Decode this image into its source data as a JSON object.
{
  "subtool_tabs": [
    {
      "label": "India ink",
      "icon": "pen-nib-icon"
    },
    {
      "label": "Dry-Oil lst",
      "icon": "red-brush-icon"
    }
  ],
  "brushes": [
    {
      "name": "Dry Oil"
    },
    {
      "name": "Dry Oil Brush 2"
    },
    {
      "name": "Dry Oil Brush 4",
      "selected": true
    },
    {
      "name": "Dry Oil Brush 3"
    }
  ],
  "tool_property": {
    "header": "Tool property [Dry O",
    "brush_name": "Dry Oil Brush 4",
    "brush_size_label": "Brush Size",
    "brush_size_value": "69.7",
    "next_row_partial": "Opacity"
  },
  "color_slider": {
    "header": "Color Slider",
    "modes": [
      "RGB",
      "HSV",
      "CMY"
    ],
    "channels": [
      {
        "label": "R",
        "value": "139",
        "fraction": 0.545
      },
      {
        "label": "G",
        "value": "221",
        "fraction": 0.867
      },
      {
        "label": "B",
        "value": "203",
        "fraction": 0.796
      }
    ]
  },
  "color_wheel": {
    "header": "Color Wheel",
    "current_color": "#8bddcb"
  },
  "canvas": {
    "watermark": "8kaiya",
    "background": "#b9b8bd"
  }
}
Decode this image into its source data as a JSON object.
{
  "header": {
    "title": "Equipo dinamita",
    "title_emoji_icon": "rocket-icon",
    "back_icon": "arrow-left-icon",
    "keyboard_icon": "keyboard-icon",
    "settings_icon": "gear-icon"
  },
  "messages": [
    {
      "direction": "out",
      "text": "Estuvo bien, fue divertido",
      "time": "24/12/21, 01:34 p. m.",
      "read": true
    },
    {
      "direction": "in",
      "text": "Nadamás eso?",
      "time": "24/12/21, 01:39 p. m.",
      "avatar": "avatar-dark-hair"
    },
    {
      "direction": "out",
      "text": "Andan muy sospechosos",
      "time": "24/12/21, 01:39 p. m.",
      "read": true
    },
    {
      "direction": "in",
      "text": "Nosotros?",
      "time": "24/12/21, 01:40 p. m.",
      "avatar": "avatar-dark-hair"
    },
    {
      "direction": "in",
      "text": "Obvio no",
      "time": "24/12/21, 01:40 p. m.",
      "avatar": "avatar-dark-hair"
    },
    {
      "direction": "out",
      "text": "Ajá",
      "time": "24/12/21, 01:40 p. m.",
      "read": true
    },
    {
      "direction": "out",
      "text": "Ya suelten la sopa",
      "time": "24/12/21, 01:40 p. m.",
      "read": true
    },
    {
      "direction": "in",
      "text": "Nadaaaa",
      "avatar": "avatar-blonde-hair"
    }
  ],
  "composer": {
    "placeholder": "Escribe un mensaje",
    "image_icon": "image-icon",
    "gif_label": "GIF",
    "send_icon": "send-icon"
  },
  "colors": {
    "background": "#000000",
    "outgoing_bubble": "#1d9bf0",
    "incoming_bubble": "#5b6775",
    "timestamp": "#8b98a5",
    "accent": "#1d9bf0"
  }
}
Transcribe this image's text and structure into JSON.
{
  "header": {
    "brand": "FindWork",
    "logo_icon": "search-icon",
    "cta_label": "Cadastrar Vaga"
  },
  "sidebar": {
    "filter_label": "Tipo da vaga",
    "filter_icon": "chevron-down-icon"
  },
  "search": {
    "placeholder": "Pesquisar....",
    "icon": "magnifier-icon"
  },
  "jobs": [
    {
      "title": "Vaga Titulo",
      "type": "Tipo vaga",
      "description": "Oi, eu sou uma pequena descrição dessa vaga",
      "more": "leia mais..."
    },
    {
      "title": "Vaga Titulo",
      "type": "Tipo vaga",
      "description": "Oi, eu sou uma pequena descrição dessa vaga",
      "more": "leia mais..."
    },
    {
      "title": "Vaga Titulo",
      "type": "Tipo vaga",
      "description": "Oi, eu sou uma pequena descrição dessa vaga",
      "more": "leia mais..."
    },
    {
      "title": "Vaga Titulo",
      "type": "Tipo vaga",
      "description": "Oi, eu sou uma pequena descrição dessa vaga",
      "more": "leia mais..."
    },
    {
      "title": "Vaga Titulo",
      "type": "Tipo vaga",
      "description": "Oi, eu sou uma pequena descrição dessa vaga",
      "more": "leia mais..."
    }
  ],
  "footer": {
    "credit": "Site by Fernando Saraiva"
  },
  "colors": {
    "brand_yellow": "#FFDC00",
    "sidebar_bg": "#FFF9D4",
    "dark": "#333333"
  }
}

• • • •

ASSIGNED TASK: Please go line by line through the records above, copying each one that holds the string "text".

WRITTEN REPLY:
      "text": "Estuvo bien, fue divertido",
      "text": "Nadamás eso?",
      "text": "Andan muy sospechosos",
      "text": "Nosotros?",
      "text": "Obvio no",
      "text": "Ajá",
      "text": "Ya suelten la sopa",
      "text": "Nadaaaa",
Transcribe this image's text and structure into JSON.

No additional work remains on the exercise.